Court awards in recent distracted driver lawsuits have exceeded $1 million in recent years. One couple received $1.3 million after they were seriously injured by a distracted driver. $1.4 million was awarded to a woman whose wrist was broken and back and neck were injured in a head-on collision caused by a districted driver.
Both lawsuits were the largest awards to injured motorists and occurred in Connecticut after the state implemented a ban on the use of cell phones while driving in 2005. Connecticut’s Attorney General described districted driving as “rampant” in the state.
Settlements have been on the rise as well. The estate of a cyclist killed by a distracted driver received a $3.125 million award from the motorist’s insurance company to settle a distracted driver lawsuit.
Despite the cell phone ban and distracted driver lawsuits, the number of motor vehicle accidents in the state has been on the increase since 2011. According to the state’s Department of Transportation, the total number of wrecks increased from 78,433 in 2011 to 116,117 in 2016.
Further, the number of people who die because of distracted drivers has been on the increase. In 2015, Connecticut’s DOT data shows that three people died in distracted driving car accidents, but in 2016 five people died in cell-phone related car wrecks.
Nationally in 2015, 476 fatalities and 30,000 injuries have been attributed to distracted drivers using their cell phones.
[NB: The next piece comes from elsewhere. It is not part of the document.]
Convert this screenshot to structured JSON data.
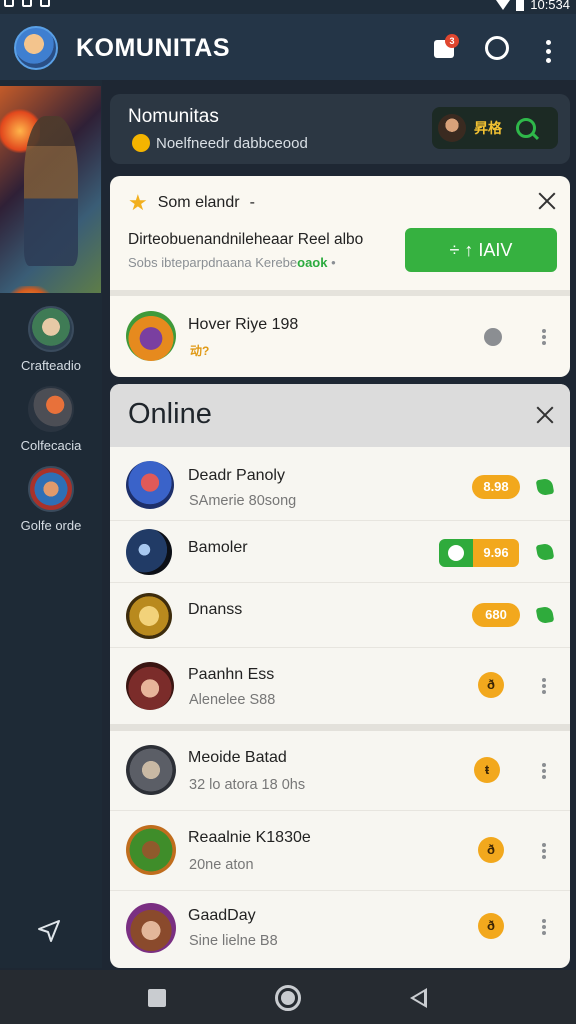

It is difficult to nail down the number of car accidents caused by drivers distracted by their mobile devices, but Connecticut police have been documenting major and minor injuries from car accidents they suspect were caused by distracted drivers. That number was up by 47 percent since 2015, says Connecticut’s DOT. Additionally, since 2009, Connecticut police issued 47,000 citations to motorists using their mobile devices while driving.
Awards in distracted driving lawsuits may increase further because of a recent change in the law that requires driver to admit under oath whether they were using their mobile device during the car accident. Prior to this rule, it was difficult to get drivers to admit they were using their cell phone unless they told the police at the time of the accident.
Attorneys say that incidents of distracted driving are increasing in their practices as well. Hallmarks of a distracted driver include no skid marks and no evidence of braking and a sudden stop in traffic after an accident.
Proving that a motorist was using their cell-phone in a districted driving lawsuit is still difficult, say attorneys, and the laws against it aren’t always effective. Drivers can often be fined for districted driving under the law, but the charge is for negligence. Some attorneys contend that upgrading the charge to recklessness, like drunk driving, would make motorists take distracted driving more seriously.
Filing distracted driver lawsuits require experienced attorneys. Contact the lawyers at McDonald Worley today for a FREE case evaluation.